Nonetheless all the sites in Valemont‘s content universe, meant to get your blood flowing, are there by design. “I want as a viewer to be totally engaged, to be pulled down the rabbit hole…I want webisodes to be the tendrils that pull me in…That’s what interesting to me. If I’m going to keep doing it, that’s what I’m going to need to do,” Electric Farm’s Brent Friedman told me about his vision of weaving complex narratives for viewers.
Yes, the narrative, the good stuff.
Valemont takes place at an elite university of the same name, where girl-next-door Sophie Gracen tries to uncover the truth behind her brother’s mysterious death, Eric, a student at the university. In a nod to the series’ benefactor, Gracen uses her brother’s Verizon phone to uncover parts of his life and navigate the suspicious school to find his murderer.
Valemont spins a sturdy yarn, but the series starts at a disadvantage because of all the vampire stories coming out now, at a pace that even bewilders me. Still, amidst the glut, Valemont distinguishes itself by tweaking some of the conventions we see in True Blood, Twilight and the Vampire Diaries. The university concept is novel, as is the constant flipping of who’s good, bad and suspect (most of the vampire media I’ve seen makes it very clear early on who you’re supposed to identify with).
Within Friedman’s three minute episodes, Friedman writer Christian Taylor packs in as much action and scenes as is comprehensible. There are few dull moments. Many web series producers fail to realize this: not all 5-minute intervals feel the same. Just because an episode is 5 minutes, or 3 minutes, doesn’t mean it goes by quickly. All the rules of good filmmaking and storytelling still apply, and may even be more important.
This week, we enter the final stages of the narrative. (Spoiler alert!) Sophie is now, we know, a vampire; her assumed dead brother is alive and one too; our once helpful (and increasingly attractive) aide Gabriel is not so nice anymore, and maybe out of commission. Where is the story headed now? All the major questions posed at the beginning have been answered.
What’s left? Quite a bit of new questions. What about Sophie and Eric’s father; what happened to him? What happened to Desmodus (linked to their unmentioned mother?)? Will Poppy pull out a surprise and shock us all or is she really just comic relief? Professor Blunt is in on the game, but does he have anything at stake we don’t know about yet? Will Valemont University survive — it seems like, as viewers, we want it to now — or will Sophie flip out like a newly minted vampiress and shut the whole place down?
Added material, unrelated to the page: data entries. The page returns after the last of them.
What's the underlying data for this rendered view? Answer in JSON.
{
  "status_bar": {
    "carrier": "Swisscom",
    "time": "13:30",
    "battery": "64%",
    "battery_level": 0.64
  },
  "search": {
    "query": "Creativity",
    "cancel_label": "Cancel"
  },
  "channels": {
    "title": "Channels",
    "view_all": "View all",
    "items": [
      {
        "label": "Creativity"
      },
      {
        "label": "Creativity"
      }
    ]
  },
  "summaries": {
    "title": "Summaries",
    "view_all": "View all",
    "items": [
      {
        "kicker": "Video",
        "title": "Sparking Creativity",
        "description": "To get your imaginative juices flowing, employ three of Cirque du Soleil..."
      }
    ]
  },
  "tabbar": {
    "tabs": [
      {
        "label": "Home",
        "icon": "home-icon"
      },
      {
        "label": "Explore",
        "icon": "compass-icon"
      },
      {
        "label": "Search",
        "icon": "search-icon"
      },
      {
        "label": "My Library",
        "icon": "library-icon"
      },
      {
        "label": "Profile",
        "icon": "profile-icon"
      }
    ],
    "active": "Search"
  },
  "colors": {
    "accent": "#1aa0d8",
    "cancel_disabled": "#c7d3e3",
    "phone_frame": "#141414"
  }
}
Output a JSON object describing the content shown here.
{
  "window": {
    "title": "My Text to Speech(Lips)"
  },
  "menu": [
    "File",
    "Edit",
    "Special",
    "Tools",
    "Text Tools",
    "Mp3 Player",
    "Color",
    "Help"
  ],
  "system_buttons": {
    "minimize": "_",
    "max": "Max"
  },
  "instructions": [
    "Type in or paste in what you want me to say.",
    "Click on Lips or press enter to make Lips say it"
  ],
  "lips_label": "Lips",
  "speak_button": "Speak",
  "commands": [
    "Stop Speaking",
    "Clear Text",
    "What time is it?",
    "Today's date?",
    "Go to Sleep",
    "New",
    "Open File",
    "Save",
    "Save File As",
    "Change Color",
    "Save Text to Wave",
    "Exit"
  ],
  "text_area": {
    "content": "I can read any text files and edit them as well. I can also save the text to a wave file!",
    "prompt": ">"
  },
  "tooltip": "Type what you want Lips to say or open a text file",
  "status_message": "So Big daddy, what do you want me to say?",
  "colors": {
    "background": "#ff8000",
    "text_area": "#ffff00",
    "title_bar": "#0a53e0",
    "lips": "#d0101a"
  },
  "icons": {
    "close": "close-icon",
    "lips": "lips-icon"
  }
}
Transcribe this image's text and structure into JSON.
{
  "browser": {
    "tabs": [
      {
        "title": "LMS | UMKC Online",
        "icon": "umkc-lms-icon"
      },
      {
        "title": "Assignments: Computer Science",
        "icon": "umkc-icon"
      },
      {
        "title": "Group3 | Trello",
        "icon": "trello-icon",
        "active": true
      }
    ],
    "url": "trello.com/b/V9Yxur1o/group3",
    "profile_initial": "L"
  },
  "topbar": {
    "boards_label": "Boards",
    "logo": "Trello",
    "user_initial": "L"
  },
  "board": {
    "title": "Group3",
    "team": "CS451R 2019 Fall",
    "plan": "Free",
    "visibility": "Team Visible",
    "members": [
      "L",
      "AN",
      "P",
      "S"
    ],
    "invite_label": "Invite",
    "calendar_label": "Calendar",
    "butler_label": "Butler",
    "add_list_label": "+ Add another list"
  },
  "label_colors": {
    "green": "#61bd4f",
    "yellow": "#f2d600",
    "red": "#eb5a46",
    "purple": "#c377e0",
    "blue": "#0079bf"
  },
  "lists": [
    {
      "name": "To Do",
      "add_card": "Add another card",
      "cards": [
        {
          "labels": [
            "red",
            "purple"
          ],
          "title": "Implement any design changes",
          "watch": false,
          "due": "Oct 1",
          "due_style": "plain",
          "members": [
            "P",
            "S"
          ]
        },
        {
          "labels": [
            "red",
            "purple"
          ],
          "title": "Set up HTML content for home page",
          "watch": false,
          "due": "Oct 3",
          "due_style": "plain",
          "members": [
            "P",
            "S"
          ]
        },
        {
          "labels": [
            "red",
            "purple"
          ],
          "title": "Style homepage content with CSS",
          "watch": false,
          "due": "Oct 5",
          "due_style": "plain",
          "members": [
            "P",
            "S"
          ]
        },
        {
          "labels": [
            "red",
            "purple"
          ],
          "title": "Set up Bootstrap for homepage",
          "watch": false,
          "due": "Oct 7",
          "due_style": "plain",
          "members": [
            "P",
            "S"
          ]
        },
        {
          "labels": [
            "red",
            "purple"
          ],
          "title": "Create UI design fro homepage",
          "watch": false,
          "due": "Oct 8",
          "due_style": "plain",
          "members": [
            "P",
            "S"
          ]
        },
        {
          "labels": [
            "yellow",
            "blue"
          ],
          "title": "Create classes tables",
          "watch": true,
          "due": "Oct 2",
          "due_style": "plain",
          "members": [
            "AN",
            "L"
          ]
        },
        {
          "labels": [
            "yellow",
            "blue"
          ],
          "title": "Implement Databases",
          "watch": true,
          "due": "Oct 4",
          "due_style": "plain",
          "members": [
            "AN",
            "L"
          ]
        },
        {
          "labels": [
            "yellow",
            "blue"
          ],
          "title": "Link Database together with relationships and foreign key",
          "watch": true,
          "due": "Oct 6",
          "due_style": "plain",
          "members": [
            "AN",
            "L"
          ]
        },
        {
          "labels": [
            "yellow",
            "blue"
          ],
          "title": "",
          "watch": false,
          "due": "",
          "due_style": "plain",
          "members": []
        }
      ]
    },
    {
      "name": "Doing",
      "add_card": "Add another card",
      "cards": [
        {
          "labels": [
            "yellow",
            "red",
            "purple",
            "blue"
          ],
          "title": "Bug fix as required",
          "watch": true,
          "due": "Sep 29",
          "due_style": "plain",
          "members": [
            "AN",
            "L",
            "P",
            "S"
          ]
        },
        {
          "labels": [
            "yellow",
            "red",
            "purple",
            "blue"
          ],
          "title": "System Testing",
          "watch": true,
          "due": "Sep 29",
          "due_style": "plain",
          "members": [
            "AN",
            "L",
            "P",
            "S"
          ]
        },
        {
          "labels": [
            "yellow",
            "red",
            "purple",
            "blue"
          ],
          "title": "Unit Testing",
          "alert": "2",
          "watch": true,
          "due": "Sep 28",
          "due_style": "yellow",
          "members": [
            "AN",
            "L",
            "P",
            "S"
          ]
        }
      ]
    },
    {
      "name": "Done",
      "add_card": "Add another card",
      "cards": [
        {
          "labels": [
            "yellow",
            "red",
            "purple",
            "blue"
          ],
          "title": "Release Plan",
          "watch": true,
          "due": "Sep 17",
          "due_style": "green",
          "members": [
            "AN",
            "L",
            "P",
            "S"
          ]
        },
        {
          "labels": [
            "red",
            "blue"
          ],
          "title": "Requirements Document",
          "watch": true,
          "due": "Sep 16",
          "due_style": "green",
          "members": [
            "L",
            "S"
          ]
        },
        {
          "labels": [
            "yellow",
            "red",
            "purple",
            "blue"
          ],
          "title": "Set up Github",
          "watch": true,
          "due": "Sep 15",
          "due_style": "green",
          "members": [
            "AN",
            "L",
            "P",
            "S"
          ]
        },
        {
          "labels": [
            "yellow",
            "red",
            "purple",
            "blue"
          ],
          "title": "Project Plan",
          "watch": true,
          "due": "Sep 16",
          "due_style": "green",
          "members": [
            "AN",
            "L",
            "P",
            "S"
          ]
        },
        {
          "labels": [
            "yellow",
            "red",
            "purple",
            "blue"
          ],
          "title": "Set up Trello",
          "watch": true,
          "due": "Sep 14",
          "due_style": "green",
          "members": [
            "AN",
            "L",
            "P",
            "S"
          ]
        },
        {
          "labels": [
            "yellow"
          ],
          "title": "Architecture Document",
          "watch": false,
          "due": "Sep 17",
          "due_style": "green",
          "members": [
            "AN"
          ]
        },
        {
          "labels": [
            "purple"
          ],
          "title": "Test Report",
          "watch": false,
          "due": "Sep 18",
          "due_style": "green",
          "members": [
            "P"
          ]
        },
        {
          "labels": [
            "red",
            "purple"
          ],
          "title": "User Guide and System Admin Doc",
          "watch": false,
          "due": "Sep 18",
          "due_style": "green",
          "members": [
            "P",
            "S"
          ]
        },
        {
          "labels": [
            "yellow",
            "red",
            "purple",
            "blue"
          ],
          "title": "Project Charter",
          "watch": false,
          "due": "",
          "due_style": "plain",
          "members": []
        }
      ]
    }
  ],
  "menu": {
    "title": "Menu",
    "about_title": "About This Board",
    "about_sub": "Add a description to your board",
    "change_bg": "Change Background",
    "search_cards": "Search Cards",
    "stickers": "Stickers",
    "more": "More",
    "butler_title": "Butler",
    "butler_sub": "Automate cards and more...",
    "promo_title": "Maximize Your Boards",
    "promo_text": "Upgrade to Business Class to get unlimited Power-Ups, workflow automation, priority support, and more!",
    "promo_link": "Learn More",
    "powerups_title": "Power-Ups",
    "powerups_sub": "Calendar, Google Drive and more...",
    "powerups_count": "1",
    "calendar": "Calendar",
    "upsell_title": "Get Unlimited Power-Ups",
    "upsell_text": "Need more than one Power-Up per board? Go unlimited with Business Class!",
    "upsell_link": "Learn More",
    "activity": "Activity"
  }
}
Is Sebastian the Edward Cullen to Sophie’s Bella Swan, or the Eric Northman to her Sookie Stackiehouse, or neither (likely that)? Is Queen Beatrice due the vengeful rampage of a woman scorned? Who in this matrix of shifting personalities and identities do we trust?
I’m curious. For someone watching a vampire story circa October 2009, that’s a remarkable thing.
It doesn’t take long to watch all the episodes (here), so you might as well! And as for the transmedia extravaganza, you can wade in as deep or stay as shallow as you like.